I heard others being stopped at supta padangustasana and although I had come fully prepared to be stopped, having seen that he often stops people ealier than their normal practice would end, I went into ego-mode of “why should I get stopped?” whilst simultaneously trying to rush past supta pad to make sure I got past it undisturbed – bad lady! But after I finished the asana I heard “You wait me!” and he came over to do it again with me, and I got the same treatment I’d heard others getting. “Engage uddiyana, lift RIGHT up – don’t use your flexibility to come up” – as in, whole body off the floor if that’s the only way you can touch the head to the leg (needless to say, this is way more feasible when you have a person leaning on your straight leg than when attempting it alone). Then he got me to really relax the straight leg and to breathe super-slowly (“free breathing”) before telling me it was a great start, and we do more tomorrow, but backbending now. Which let me off the hook for dropping back (though I saw others doing assisted dropbacks who didn’t do full primary) but gave me more scope to spend time on urdhva dhanurasana without worrying about overdoing it. On my fifth or sixth one (he kept calling out to people to ask how many they’d done – in Peter’s room, it’s 3 minimum, but 5 or 6 is better) he came over and told me to take my hands slightly wider, but that it was good – and I felt like maybe my errant left foot was straight? Somehow it felt different, and much better, and I had the unwelcome realisation that doing MORE backbends is better than doing less.

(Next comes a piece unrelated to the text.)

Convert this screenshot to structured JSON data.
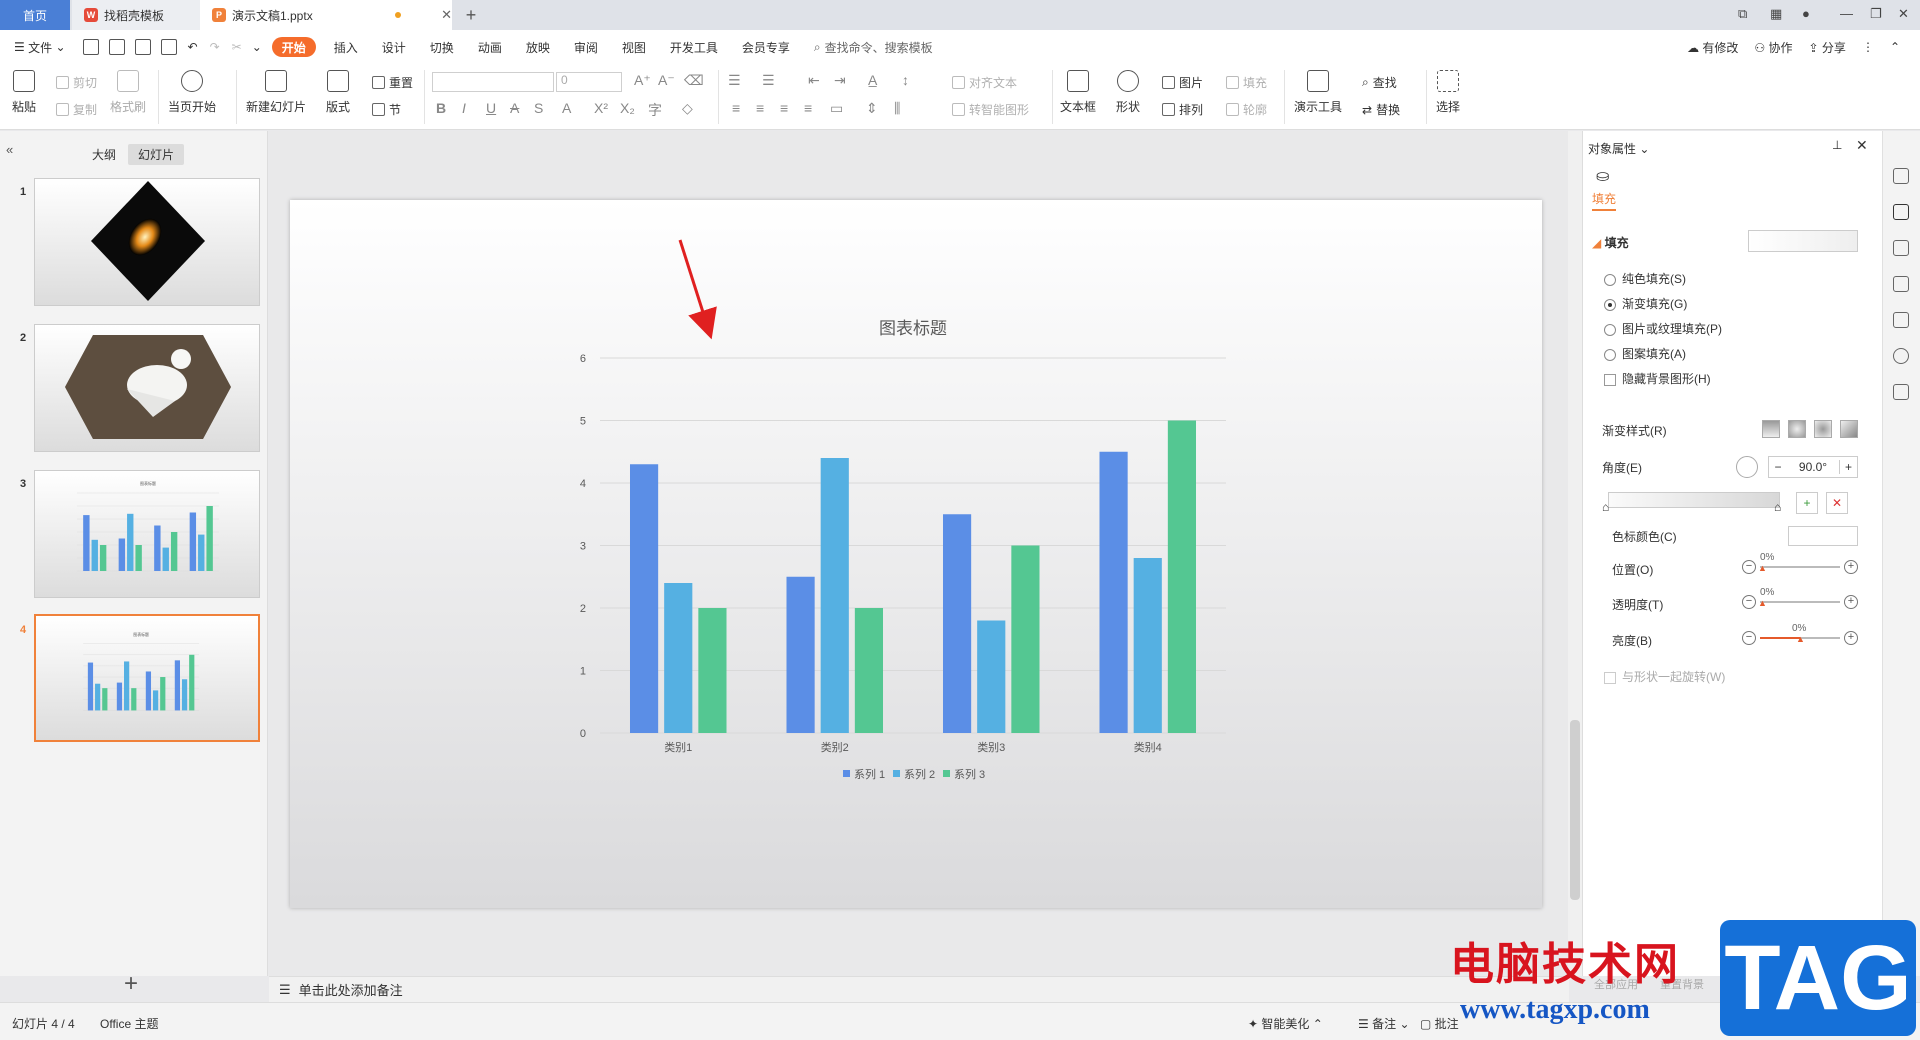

I moved to the back of the packed-out room for closing and took it super-slow, ending with a looong savasana. But finding that my breath was catching in my throat (as it had been all practice) I took my hands to my throat to do some Reiki, and to my chest and stomach. Twenty minutes later I emerged, went to get changed and then stumbled out of the shala, making my way just around the corner to sit overlooking Dublin Bay whilst I ate an apple. And I can only describe the way I was feeling as totally trippy...it took me another 20 minutes just to eat the apple, slowing down every movement, feeling every sensation, and it almost felt like my head was about to blow apart - the sensation of mindful eating was so intense. In fact, it was exactly how I felt after I practiced with Peter in May, and I have no other way to describe it than it must be his energy in the room when he teaches which causes this feeling. Weird, but very very wonderful.  Eventually I peeled myself off the bench and walked out to the main road to wait for the bus back to my B&B (another 20 minutes...there seemed to be a pattern emerging), getting back there a little before 10pm to get ready for bed, and more powerful practices in the morning.
Part two coming soon - no, really it is!